• _Assignment_: Across the entries below, work out how many lines contain "ツリーにフィルターを適用". Please give the number only.

Data records for software interfaces:
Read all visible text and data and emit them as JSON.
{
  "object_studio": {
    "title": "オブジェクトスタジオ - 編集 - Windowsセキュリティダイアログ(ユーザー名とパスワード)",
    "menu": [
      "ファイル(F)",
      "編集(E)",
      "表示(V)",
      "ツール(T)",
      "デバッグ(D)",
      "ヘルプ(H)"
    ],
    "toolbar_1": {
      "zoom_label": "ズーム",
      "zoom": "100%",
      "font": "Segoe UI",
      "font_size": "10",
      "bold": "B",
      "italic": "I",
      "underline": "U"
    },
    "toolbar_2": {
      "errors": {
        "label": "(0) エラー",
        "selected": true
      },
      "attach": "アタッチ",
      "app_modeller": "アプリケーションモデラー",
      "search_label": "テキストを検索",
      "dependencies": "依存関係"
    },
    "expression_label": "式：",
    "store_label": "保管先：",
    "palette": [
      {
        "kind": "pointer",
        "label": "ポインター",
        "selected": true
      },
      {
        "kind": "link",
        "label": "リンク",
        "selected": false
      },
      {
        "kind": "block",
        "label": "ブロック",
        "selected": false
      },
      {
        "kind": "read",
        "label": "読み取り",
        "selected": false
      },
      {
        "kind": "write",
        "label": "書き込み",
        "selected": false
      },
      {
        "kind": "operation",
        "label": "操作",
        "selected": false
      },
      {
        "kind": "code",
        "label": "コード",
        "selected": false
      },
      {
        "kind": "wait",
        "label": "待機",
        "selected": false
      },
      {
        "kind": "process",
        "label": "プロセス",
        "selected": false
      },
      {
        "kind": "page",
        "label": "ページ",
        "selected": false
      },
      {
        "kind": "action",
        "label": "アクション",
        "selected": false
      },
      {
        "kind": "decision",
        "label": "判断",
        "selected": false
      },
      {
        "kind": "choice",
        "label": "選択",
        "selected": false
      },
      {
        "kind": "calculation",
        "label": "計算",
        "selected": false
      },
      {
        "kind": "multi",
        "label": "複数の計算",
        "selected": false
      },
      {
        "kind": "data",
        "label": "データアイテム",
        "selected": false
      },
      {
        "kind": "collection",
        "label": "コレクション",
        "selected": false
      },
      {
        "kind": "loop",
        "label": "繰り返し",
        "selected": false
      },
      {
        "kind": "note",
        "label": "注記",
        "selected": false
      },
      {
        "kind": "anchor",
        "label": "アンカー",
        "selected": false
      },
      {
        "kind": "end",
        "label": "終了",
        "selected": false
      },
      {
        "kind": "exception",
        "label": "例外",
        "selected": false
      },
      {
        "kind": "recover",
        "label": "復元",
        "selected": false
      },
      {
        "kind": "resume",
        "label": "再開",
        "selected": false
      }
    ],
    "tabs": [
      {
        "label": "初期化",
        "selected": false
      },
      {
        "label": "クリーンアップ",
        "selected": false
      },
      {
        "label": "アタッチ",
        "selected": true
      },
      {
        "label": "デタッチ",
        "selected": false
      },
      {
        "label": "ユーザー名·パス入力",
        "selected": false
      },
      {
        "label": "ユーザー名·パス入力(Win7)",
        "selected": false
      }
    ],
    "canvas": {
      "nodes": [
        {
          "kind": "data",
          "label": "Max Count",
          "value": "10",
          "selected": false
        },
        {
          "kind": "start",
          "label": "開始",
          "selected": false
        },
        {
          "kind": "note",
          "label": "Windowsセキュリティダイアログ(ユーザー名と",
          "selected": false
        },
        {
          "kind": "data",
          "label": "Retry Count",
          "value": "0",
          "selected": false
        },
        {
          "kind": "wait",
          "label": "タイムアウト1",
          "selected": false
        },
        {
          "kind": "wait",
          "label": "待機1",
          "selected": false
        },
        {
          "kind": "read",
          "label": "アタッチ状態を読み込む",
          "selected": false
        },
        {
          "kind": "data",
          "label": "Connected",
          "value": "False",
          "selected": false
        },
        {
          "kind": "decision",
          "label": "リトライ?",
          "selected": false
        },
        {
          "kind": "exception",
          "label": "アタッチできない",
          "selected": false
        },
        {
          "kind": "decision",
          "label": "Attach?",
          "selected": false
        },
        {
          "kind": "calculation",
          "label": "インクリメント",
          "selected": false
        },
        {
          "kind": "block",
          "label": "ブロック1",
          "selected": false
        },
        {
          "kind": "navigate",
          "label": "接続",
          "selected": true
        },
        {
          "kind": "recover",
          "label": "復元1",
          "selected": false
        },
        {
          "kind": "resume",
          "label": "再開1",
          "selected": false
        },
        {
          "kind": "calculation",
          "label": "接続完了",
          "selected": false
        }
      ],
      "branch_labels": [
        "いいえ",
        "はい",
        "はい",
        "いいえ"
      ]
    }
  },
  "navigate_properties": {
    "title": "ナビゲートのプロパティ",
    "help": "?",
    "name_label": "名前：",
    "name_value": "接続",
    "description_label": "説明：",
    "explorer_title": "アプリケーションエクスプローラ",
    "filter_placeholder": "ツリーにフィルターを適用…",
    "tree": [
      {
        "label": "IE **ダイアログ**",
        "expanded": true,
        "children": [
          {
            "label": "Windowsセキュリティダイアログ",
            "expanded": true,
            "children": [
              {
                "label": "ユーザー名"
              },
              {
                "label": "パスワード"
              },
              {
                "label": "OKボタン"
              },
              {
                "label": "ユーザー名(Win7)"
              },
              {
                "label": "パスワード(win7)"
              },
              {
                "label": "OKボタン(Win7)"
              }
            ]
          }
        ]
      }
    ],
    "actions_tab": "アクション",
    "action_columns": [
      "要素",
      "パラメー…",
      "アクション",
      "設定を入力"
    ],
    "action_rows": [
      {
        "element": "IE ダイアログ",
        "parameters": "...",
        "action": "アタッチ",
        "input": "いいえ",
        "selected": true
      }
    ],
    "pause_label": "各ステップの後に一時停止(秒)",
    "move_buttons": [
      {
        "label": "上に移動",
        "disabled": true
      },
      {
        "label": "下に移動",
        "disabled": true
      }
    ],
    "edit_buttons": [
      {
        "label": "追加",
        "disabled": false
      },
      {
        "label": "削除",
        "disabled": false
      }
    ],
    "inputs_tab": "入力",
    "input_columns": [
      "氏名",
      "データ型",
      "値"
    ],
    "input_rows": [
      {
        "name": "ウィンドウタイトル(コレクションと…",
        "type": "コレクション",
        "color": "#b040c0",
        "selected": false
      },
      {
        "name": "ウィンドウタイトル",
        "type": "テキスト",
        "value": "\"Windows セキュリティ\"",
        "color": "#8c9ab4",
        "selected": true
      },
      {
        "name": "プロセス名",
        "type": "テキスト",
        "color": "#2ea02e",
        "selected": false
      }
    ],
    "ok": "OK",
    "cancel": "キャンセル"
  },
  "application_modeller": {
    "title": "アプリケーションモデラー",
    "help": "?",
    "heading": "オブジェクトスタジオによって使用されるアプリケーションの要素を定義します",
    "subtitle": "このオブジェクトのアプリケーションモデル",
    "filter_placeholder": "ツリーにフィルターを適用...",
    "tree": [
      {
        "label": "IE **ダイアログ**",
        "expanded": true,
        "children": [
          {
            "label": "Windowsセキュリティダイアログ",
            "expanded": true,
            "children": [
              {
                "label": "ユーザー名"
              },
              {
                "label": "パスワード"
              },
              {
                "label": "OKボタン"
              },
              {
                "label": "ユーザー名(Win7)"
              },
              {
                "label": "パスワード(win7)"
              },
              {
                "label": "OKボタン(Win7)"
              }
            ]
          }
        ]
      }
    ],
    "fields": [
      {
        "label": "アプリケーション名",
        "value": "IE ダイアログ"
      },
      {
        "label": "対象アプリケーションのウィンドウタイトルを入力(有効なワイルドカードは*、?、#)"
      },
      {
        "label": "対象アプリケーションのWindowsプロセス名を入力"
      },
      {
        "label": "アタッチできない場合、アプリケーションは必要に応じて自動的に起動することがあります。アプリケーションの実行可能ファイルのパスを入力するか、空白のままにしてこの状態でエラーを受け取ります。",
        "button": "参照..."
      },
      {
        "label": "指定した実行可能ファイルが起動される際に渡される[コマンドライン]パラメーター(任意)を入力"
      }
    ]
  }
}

• _Solved exercise_: 2